SINGAPORE — The Agri-food and Veterinary Authority (AVA) will look into the call by a wildlife advocacy group to appeal against the sentence handed out last week to a man who illegally kept 32 wild animals, some of which are endangered.
Urging the AVA to appeal against the S$41,000 fine imposed on Ong Ming Shiang, 33, the Animal Concerns Research and Education Society (ACRES) today (Feb 13) said the sentence was low given the circumstances, and inadequate as a general deterrent.
Global trends and public policy also demand the imposition of stricter penalties, said ACRES, noting that the fine was less than 10 per cent of the maximum Ong was facing. He was also facing up to two years’ jail but was not given a custodial sentence, ACRES added.
“We hope that AVA will file an appeal,” said ACRES chief executive Louis Ng.
Singapore is often labelled an illegal wildlife trading hub, and “we must send out a strong message that Singapore is committed and serious in combating this illegal trade and ensure individuals involved in this trade are not only caught but given effective deterrent sentences,” he added.
ACRES sent a letter dated today to the AVA containing detailed information that it said could be used to file an appeal against Ong’s sentence.
A copy was also provided to the Attorney-General. Among other points, ACRES noted that there was evidence to suggest Ong kept the animals not just as pets, but for sale as well. It also cited a previous case in which illegal animals had been kept as pets but a jail term was imposed.
Responding to media queries, the AVA said it has received ACRES’ letter and will be looking into the request.
Ong’s fine is the highest penalty imposed on a private individual for possessing illegal wildlife. He had kept 32 animals including three ball pythons, a Sunda slow loris, two Indian star tortoises and three leopard tortoises in a Toa Payoh North flat. Nineteen of the animals were endangered. The animals had been brought in without permits, and the AVA had inspected the flat after a tip-off and seized the animals in June last year.

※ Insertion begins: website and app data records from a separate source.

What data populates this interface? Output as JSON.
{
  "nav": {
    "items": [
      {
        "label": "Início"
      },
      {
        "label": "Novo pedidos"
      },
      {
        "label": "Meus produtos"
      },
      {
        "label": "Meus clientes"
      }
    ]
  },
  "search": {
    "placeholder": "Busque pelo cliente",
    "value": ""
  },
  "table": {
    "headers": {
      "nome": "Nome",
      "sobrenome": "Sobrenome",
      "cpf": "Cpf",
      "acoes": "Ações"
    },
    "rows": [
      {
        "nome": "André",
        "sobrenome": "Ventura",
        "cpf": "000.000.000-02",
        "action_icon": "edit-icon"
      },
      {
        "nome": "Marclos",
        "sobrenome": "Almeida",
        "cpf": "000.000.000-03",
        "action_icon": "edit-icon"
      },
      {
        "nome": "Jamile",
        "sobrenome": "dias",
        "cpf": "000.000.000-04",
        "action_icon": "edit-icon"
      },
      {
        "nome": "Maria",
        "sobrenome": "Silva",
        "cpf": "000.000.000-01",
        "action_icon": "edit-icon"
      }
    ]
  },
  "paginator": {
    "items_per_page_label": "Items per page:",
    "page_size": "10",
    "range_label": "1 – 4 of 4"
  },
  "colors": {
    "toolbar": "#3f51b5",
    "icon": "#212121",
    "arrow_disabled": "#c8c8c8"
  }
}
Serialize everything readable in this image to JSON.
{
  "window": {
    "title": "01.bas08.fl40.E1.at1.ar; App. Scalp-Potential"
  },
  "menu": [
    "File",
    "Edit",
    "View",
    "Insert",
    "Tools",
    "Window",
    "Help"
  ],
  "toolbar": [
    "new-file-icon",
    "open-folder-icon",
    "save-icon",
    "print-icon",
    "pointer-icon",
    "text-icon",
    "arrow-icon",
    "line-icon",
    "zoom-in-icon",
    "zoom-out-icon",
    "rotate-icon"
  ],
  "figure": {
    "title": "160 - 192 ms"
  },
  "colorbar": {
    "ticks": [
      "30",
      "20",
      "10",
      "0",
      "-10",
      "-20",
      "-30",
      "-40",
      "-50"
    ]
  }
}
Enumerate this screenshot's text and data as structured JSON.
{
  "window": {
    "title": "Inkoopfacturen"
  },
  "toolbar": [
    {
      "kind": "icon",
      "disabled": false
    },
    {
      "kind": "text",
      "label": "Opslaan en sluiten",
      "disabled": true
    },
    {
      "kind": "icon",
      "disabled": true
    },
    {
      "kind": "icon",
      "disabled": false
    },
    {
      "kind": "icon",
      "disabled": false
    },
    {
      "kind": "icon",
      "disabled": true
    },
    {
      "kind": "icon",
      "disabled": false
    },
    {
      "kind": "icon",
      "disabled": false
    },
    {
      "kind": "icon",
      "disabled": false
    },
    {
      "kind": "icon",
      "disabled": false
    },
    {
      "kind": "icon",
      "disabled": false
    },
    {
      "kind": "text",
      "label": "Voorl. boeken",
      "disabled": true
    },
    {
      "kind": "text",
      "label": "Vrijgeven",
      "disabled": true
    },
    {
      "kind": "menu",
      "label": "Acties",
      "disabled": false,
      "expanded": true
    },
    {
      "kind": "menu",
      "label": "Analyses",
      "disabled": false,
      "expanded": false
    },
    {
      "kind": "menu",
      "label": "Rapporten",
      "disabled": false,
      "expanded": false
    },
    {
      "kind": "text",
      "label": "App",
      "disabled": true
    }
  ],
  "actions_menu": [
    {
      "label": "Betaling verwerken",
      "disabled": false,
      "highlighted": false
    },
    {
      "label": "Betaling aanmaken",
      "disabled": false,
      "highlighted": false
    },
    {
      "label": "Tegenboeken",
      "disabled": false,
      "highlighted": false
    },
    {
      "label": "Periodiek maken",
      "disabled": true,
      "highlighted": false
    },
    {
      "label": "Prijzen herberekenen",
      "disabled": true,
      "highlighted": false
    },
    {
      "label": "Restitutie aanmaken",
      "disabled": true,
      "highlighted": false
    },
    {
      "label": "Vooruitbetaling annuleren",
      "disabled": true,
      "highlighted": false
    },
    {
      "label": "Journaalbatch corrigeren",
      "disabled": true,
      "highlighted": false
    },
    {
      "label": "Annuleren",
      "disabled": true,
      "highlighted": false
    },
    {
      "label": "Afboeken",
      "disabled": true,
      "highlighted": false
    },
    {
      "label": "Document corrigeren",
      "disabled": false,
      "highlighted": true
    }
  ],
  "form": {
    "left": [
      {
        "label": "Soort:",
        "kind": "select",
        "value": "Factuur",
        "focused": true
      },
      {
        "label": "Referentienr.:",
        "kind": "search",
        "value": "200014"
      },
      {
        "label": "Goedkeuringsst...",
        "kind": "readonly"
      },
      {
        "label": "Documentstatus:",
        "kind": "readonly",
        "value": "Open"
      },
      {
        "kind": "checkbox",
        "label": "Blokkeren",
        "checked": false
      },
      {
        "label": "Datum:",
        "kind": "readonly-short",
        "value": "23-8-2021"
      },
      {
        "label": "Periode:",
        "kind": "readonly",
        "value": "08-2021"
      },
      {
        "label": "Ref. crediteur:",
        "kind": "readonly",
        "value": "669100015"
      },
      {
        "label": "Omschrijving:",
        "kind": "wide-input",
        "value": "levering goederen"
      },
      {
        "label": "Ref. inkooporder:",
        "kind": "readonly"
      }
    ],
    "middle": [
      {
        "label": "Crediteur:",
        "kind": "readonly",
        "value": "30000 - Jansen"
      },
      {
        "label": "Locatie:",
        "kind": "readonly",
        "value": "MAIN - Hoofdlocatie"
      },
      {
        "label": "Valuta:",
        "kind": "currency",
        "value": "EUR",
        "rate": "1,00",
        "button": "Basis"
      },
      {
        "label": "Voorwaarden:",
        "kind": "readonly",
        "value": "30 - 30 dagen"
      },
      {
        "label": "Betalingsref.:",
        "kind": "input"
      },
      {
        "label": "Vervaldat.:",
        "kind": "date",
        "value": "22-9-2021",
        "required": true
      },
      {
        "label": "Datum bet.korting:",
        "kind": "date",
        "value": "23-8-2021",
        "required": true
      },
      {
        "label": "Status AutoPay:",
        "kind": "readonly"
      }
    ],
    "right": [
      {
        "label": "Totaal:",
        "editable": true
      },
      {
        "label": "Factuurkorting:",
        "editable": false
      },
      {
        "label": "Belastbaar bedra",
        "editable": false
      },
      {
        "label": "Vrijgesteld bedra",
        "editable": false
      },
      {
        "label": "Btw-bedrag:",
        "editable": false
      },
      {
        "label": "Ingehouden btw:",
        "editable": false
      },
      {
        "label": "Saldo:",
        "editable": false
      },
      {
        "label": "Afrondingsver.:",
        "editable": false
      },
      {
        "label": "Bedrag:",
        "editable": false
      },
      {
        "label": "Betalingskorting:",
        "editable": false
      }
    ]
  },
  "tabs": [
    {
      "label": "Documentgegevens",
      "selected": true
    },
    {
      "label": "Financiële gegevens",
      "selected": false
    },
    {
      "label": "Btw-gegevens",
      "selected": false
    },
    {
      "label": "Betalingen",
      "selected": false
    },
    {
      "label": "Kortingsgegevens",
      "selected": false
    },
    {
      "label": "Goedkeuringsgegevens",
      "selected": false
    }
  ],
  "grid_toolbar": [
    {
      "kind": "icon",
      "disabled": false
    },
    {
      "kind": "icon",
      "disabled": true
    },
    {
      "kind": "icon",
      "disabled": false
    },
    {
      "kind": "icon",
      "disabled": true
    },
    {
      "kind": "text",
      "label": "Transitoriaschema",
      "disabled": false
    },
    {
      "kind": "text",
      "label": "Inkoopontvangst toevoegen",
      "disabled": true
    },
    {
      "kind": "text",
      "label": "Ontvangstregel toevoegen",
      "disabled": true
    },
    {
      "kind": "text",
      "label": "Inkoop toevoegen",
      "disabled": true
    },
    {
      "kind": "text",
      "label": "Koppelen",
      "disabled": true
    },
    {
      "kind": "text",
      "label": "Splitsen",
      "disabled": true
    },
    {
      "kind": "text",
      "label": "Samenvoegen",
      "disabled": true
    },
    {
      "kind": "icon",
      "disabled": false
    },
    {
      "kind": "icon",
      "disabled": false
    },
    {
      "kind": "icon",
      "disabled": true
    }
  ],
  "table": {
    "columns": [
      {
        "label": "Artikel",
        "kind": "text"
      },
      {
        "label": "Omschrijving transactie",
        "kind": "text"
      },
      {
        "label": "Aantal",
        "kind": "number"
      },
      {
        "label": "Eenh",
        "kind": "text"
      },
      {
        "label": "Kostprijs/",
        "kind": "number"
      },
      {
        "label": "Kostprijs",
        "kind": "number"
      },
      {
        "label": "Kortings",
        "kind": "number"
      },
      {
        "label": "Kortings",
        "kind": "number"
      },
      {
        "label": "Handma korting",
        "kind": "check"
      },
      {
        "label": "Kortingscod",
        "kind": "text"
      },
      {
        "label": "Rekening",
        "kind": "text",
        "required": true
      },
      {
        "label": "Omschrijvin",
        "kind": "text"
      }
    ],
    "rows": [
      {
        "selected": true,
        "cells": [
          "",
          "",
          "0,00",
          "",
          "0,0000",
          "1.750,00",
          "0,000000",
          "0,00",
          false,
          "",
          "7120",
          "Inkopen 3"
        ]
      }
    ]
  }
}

He was sentenced last Thursday under the Endangered Species (Import and Export) Act and the Wild Animals and Birds Act.
ACRES’ call came a day after it was alerted to a Bengal slow loris abandoned in Bedok reservoir by a member of the public. The creature, a critically endangered species not native to Singapore, was found severely dehydrated, and later died at ACRES’ wildlife rescue centre despite critical care and efforts to re-hydrate it.
The AVA said it will be investigating the case.